Even though we might believe that we had a ‘normal’ childhood, most children experience some form of ‘adverse childhood experiences’ (aka ACE’s). Whether it was emotionally unavailable or controlling (e.g., everything had to be ‘fine’) parents, a chaotic household (due to addiction, mental illness, depression, anxiety, domestic violence, or divorce), neglect or abuse, children are affected. But how?
Regardless of the adversity, the developing brain takes the hit, and the immediate and long-lasting emotional, psychological and even spiritual wounds follow us into adulthood, impacting how we make choices and behave. Many people, even those with traumatic backgrounds, do not fully see the connection between past experiences and current behaviours, body symptoms and suffering. Time does not heal the pain.
As psychoanalyst Carl G. Jung noted, the enduring emotional impact of childhood wounding “remains hidden all along from the [person], so that not reaching consciousness, the emotion never wears itself out, it is never used up.” Where does it go?
The intense feelings of anger, helplessness and shame along with horrific memories of adversity are overwhelming for the child. Unable to process the emotions they get stored in the body and can lead to symptoms such as depression, anxiety, panic attacks, alcohol and drug dependency, relationship dysfunction, and the increased risk for serious and chronic circulatory, digestive, musculoskeletal, respiratory and infectious diseases.
On a neurological level, studies show specific changes in the brains of traumatized individuals. These changes correspond with noticeable inabilities to process feelings and to self-reflect, inhibit creative capacities and alter one’s sense of identity and worth.
Think of the negative and denigrating messages we tell ourselves throughout the day. For the most part, we were not born with these thoughts. It is through one-time traumatic or chronic negative experiences that children integrate untrue beliefs about themselves (e.g., “I am stupid, worthless, unlovable, etc.”). These negative and false cognitions continue to haunt us well into adulthood.
The memories, including images, sounds, tastes, touch and smells, are often stored in our implicit or unconscious memories and can surface later when triggered by similar stimuli. Memories can also be recalled symbolically in dreams and in deeply relaxed states (e.g., EMDR psychotherapy) where unconscious material can surface.
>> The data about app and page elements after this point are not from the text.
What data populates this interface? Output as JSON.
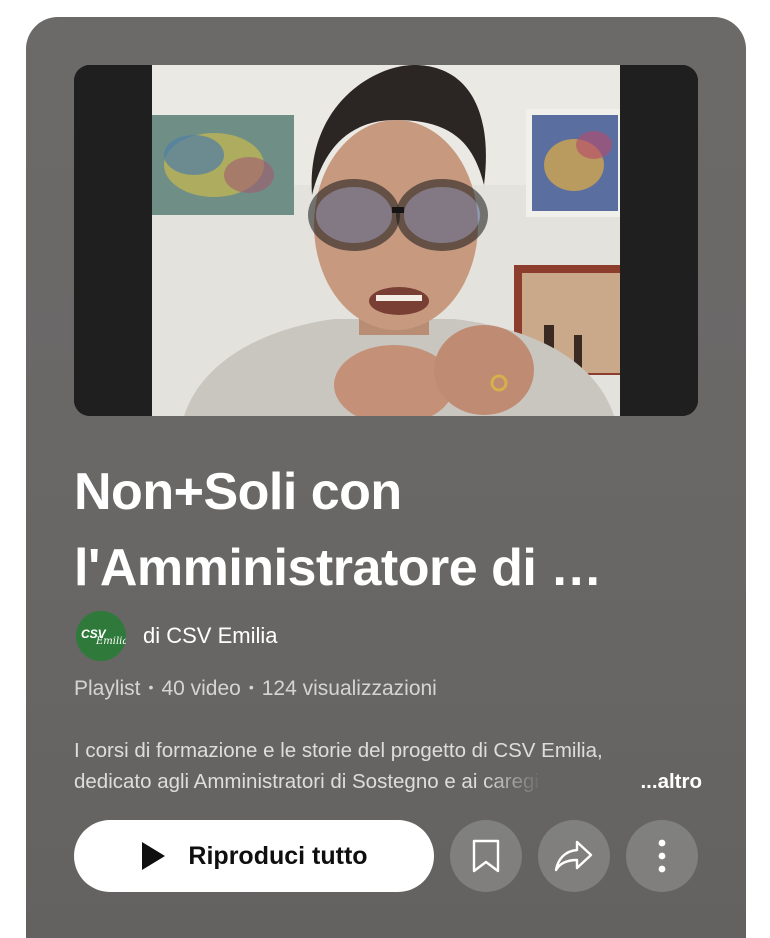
{
  "playlist": {
    "title_line1": "Non+Soli con",
    "title_line2": "l'Amministratore di …",
    "owner": {
      "avatar_text": "CSV Emilia",
      "name": "di CSV Emilia"
    },
    "meta": {
      "type": "Playlist",
      "video_count": "40 video",
      "views": "124 visualizzazioni"
    },
    "description": {
      "line1": "I corsi di formazione e le storie del progetto di CSV Emilia,",
      "line2_visible": "dedicato agli Amministratori di Sostegno e ai ",
      "line2_fading": "caregi",
      "more_label": "...altro"
    },
    "actions": {
      "play_all_label": "Riproduci tutto",
      "save_icon": "bookmark-icon",
      "share_icon": "share-icon",
      "more_icon": "more-vertical-icon"
    }
  },
  "colors": {
    "card_background": "#6a6867",
    "play_button_bg": "#ffffff",
    "avatar_bg": "#2f7a3a"
  }
}
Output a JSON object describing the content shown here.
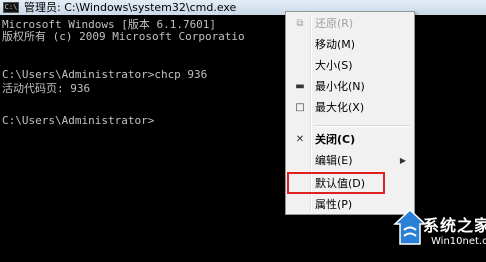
{
  "window": {
    "title": "管理员: C:\\Windows\\system32\\cmd.exe",
    "icon_label": "C:\\"
  },
  "console": {
    "lines": [
      "Microsoft Windows [版本 6.1.7601]",
      "版权所有 (c) 2009 Microsoft Corporatio",
      "",
      "C:\\Users\\Administrator>chcp 936",
      "活动代码页: 936",
      "",
      "C:\\Users\\Administrator>"
    ]
  },
  "menu": {
    "items": [
      {
        "label": "还原(R)",
        "icon": "restore-icon",
        "glyph": "⧉",
        "disabled": true
      },
      {
        "label": "移动(M)",
        "icon": "",
        "glyph": "",
        "disabled": false
      },
      {
        "label": "大小(S)",
        "icon": "",
        "glyph": "",
        "disabled": false
      },
      {
        "label": "最小化(N)",
        "icon": "minimize-icon",
        "glyph": "▬",
        "disabled": false
      },
      {
        "label": "最大化(X)",
        "icon": "maximize-icon",
        "glyph": "□",
        "disabled": false
      },
      {
        "label": "关闭(C)",
        "icon": "close-icon",
        "glyph": "✕",
        "disabled": false,
        "bold": true
      },
      {
        "label": "编辑(E)",
        "icon": "",
        "glyph": "",
        "disabled": false,
        "submenu": true
      },
      {
        "label": "默认值(D)",
        "icon": "",
        "glyph": "",
        "disabled": false,
        "highlighted": true
      },
      {
        "label": "属性(P)",
        "icon": "",
        "glyph": "",
        "disabled": false
      }
    ],
    "highlight_color": "#e02020"
  },
  "watermark": {
    "name": "系统之家",
    "url": "Win10net.com"
  }
}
In order to aid the healing of our wounds, we must be open to revisit the stored pain in order for our wounded inner child to share his/her full experiences and feelings. With our older, wiser self listening, we can compassionately teach the truths about what happened, that we were not to blame, and that we are lovable, worthy, and good enough.